### EXERCISE
Would you restate every entry that follows, word for word, and leave out the pictures?

═══ EXTRACTED DATA

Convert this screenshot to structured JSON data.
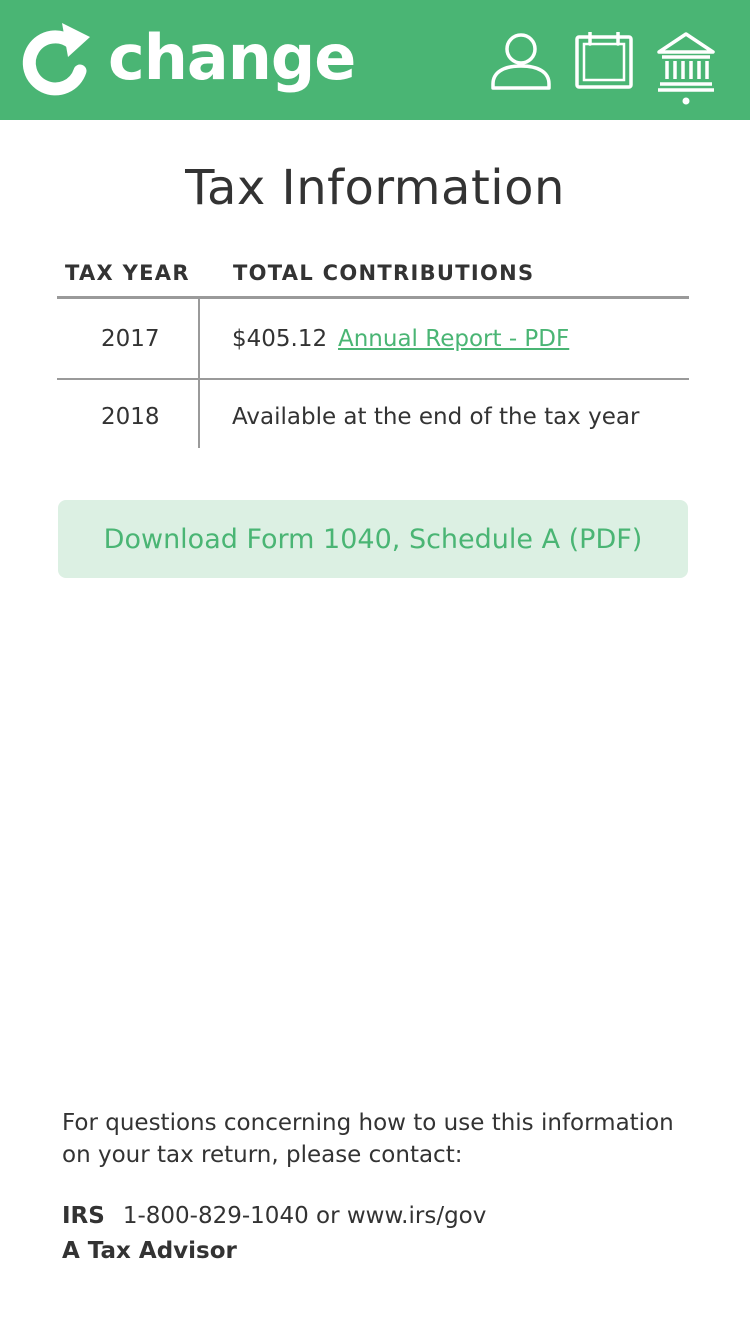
{
  "header": {
    "brand": "change",
    "icons": [
      "refresh-arrow-logo-icon",
      "user-icon",
      "notebook-icon",
      "bank-icon"
    ],
    "colors": {
      "brand_green": "#4ab574",
      "button_bg": "#dcf0e3",
      "text": "#333333"
    }
  },
  "page_title": "Tax Information",
  "table": {
    "headers": {
      "year": "TAX YEAR",
      "contributions": "TOTAL CONTRIBUTIONS"
    },
    "rows": [
      {
        "year": "2017",
        "amount": "$405.12",
        "link": "Annual Report - PDF"
      },
      {
        "year": "2018",
        "note": "Available at the end of the tax year"
      }
    ]
  },
  "download_button": "Download Form 1040, Schedule A (PDF)",
  "footer": {
    "note": "For questions concerning how to use this information on your tax return, please contact:",
    "irs_label": "IRS",
    "irs_contact": "1-800-829-1040 or www.irs/gov",
    "advisor": "A Tax Advisor"
  }
}
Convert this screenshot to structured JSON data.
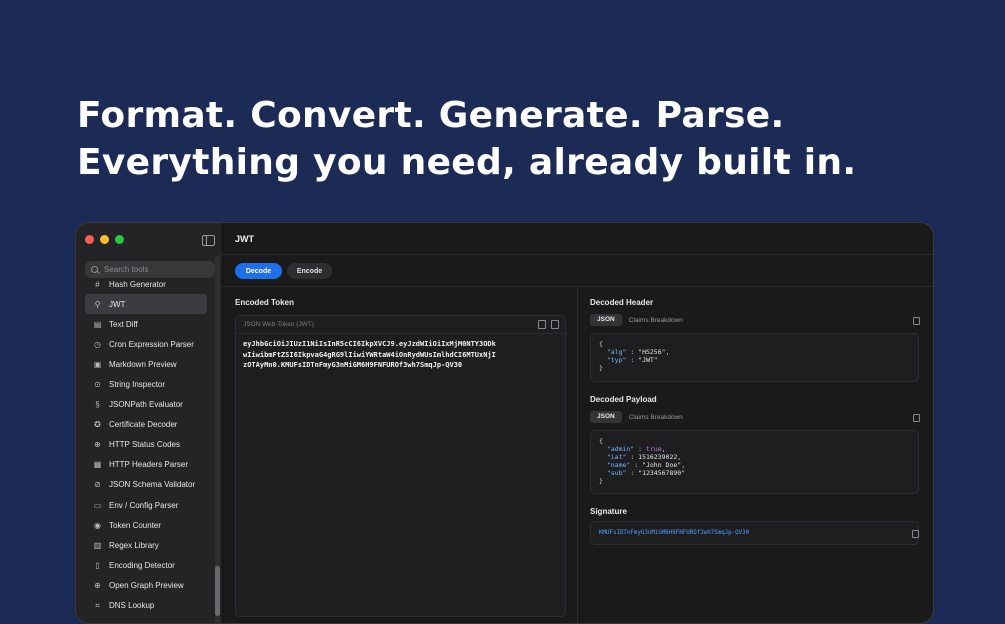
{
  "headline": {
    "line1": "Format. Convert. Generate. Parse.",
    "line2": "Everything you need, already built in."
  },
  "colors": {
    "background": "#1c2b55",
    "accent": "#1f6feb",
    "traffic_red": "#ff5f57",
    "traffic_yellow": "#febc2e",
    "traffic_green": "#28c840"
  },
  "sidebar": {
    "search_placeholder": "Search tools",
    "items": [
      {
        "label": "Hash Generator",
        "icon": "hash-icon",
        "active": false
      },
      {
        "label": "JWT",
        "icon": "key-icon",
        "active": true
      },
      {
        "label": "Text Diff",
        "icon": "document-icon",
        "active": false
      },
      {
        "label": "Cron Expression Parser",
        "icon": "clock-icon",
        "active": false
      },
      {
        "label": "Markdown Preview",
        "icon": "markdown-icon",
        "active": false
      },
      {
        "label": "String Inspector",
        "icon": "magnifier-icon",
        "active": false
      },
      {
        "label": "JSONPath Evaluator",
        "icon": "path-icon",
        "active": false
      },
      {
        "label": "Certificate Decoder",
        "icon": "certificate-icon",
        "active": false
      },
      {
        "label": "HTTP Status Codes",
        "icon": "globe-icon",
        "active": false
      },
      {
        "label": "HTTP Headers Parser",
        "icon": "headers-icon",
        "active": false
      },
      {
        "label": "JSON Schema Validator",
        "icon": "check-shield-icon",
        "active": false
      },
      {
        "label": "Env / Config Parser",
        "icon": "config-icon",
        "active": false
      },
      {
        "label": "Token Counter",
        "icon": "counter-icon",
        "active": false
      },
      {
        "label": "Regex Library",
        "icon": "library-icon",
        "active": false
      },
      {
        "label": "Encoding Detector",
        "icon": "file-icon",
        "active": false
      },
      {
        "label": "Open Graph Preview",
        "icon": "globe-icon",
        "active": false
      },
      {
        "label": "DNS Lookup",
        "icon": "network-icon",
        "active": false
      }
    ]
  },
  "main": {
    "title": "JWT",
    "mode_tabs": {
      "decode": "Decode",
      "encode": "Encode"
    },
    "encoded": {
      "title": "Encoded Token",
      "placeholder_label": "JSON Web Token (JWT)",
      "token_lines": [
        "eyJhbGciOiJIUzI1NiIsInR5cCI6IkpXVCJ9.eyJzdWIiOiIxMjM0NTY3ODk",
        "wIiwibmFtZSI6IkpvaG4gRG9lIiwiYWRtaW4iOnRydWUsImlhdCI6MTUxNjI",
        "zOTAyMn0.KMUFsIDTnFmyG3nMiGM6H9FNFUROf3wh7SmqJp-QV30"
      ]
    },
    "header": {
      "title": "Decoded Header",
      "tab_json": "JSON",
      "tab_claims": "Claims Breakdown",
      "lines": [
        {
          "key": "\"alg\"",
          "value": "\"HS256\"",
          "comma": true
        },
        {
          "key": "\"typ\"",
          "value": "\"JWT\"",
          "comma": false
        }
      ]
    },
    "payload": {
      "title": "Decoded Payload",
      "tab_json": "JSON",
      "tab_claims": "Claims Breakdown",
      "lines": [
        {
          "key": "\"admin\"",
          "value": "true",
          "comma": true
        },
        {
          "key": "\"iat\"",
          "value": "1516239022",
          "comma": true
        },
        {
          "key": "\"name\"",
          "value": "\"John Doe\"",
          "comma": true
        },
        {
          "key": "\"sub\"",
          "value": "\"1234567890\"",
          "comma": false
        }
      ]
    },
    "signature": {
      "title": "Signature",
      "value": "KMUFsIDTnFmyG3nMiGM6H9FNFUROf3wh7SmqJp-QV30"
    }
  }
}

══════

### EXERCISE OUTPUT
Convert this screenshot to structured JSON data.
{
  "header": {
    "brand": "change",
    "icons": [
      "refresh-arrow-logo-icon",
      "user-icon",
      "notebook-icon",
      "bank-icon"
    ],
    "colors": {
      "brand_green": "#4ab574",
      "button_bg": "#dcf0e3",
      "text": "#333333"
    }
  },
  "page_title": "Tax Information",
  "table": {
    "headers": {
      "year": "TAX YEAR",
      "contributions": "TOTAL CONTRIBUTIONS"
    },
    "rows": [
      {
        "year": "2017",
        "amount": "$405.12",
        "link": "Annual Report - PDF"
      },
      {
        "year": "2018",
        "note": "Available at the end of the tax year"
      }
    ]
  },
  "download_button": "Download Form 1040, Schedule A (PDF)",
  "footer": {
    "note": "For questions concerning how to use this information on your tax return, please contact:",
    "irs_label": "IRS",
    "irs_contact": "1-800-829-1040 or www.irs/gov",
    "advisor": "A Tax Advisor"
  }
}
Convert this screenshot to structured JSON data.
{
  "headline": {
    "line1": "Format. Convert. Generate. Parse.",
    "line2": "Everything you need, already built in."
  },
  "colors": {
    "background": "#1c2b55",
    "accent": "#1f6feb",
    "traffic_red": "#ff5f57",
    "traffic_yellow": "#febc2e",
    "traffic_green": "#28c840"
  },
  "sidebar": {
    "search_placeholder": "Search tools",
    "items": [
      {
        "label": "Hash Generator",
        "icon": "hash-icon",
        "active": false
      },
      {
        "label": "JWT",
        "icon": "key-icon",
        "active": true
      },
      {
        "label": "Text Diff",
        "icon": "document-icon",
        "active": false
      },
      {
        "label": "Cron Expression Parser",
        "icon": "clock-icon",
        "active": false
      },
      {
        "label": "Markdown Preview",
        "icon": "markdown-icon",
        "active": false
      },
      {
        "label": "String Inspector",
        "icon": "magnifier-icon",
        "active": false
      },
      {
        "label": "JSONPath Evaluator",
        "icon": "path-icon",
        "active": false
      },
      {
        "label": "Certificate Decoder",
        "icon": "certificate-icon",
        "active": false
      },
      {
        "label": "HTTP Status Codes",
        "icon": "globe-icon",
        "active": false
      },
      {
        "label": "HTTP Headers Parser",
        "icon": "headers-icon",
        "active": false
      },
      {
        "label": "JSON Schema Validator",
        "icon": "check-shield-icon",
        "active": false
      },
      {
        "label": "Env / Config Parser",
        "icon": "config-icon",
        "active": false
      },
      {
        "label": "Token Counter",
        "icon": "counter-icon",
        "active": false
      },
      {
        "label": "Regex Library",
        "icon": "library-icon",
        "active": false
      },
      {
        "label": "Encoding Detector",
        "icon": "file-icon",
        "active": false
      },
      {
        "label": "Open Graph Preview",
        "icon": "globe-icon",
        "active": false
      },
      {
        "label": "DNS Lookup",
        "icon": "network-icon",
        "active": false
      }
    ]
  },
  "main": {
    "title": "JWT",
    "mode_tabs": {
      "decode": "Decode",
      "encode": "Encode"
    },
    "encoded": {
      "title": "Encoded Token",
      "placeholder_label": "JSON Web Token (JWT)",
      "token_lines": [
        "eyJhbGciOiJIUzI1NiIsInR5cCI6IkpXVCJ9.eyJzdWIiOiIxMjM0NTY3ODk",
        "wIiwibmFtZSI6IkpvaG4gRG9lIiwiYWRtaW4iOnRydWUsImlhdCI6MTUxNjI",
        "zOTAyMn0.KMUFsIDTnFmyG3nMiGM6H9FNFUROf3wh7SmqJp-QV30"
      ]
    },
    "header": {
      "title": "Decoded Header",
      "tab_json": "JSON",
      "tab_claims": "Claims Breakdown",
      "lines": [
        {
          "key": "\"alg\"",
          "value": "\"HS256\"",
          "comma": true
        },
        {
          "key": "\"typ\"",
          "value": "\"JWT\"",
          "comma": false
        }
      ]
    },
    "payload": {
      "title": "Decoded Payload",
      "tab_json": "JSON",
      "tab_claims": "Claims Breakdown",
      "lines": [
        {
          "key": "\"admin\"",
          "value": "true",
          "comma": true
        },
        {
          "key": "\"iat\"",
          "value": "1516239022",
          "comma": true
        },
        {
          "key": "\"name\"",
          "value": "\"John Doe\"",
          "comma": true
        },
        {
          "key": "\"sub\"",
          "value": "\"1234567890\"",
          "comma": false
        }
      ]
    },
    "signature": {
      "title": "Signature",
      "value": "KMUFsIDTnFmyG3nMiGM6H9FNFUROf3wh7SmqJp-QV30"
    }
  }
}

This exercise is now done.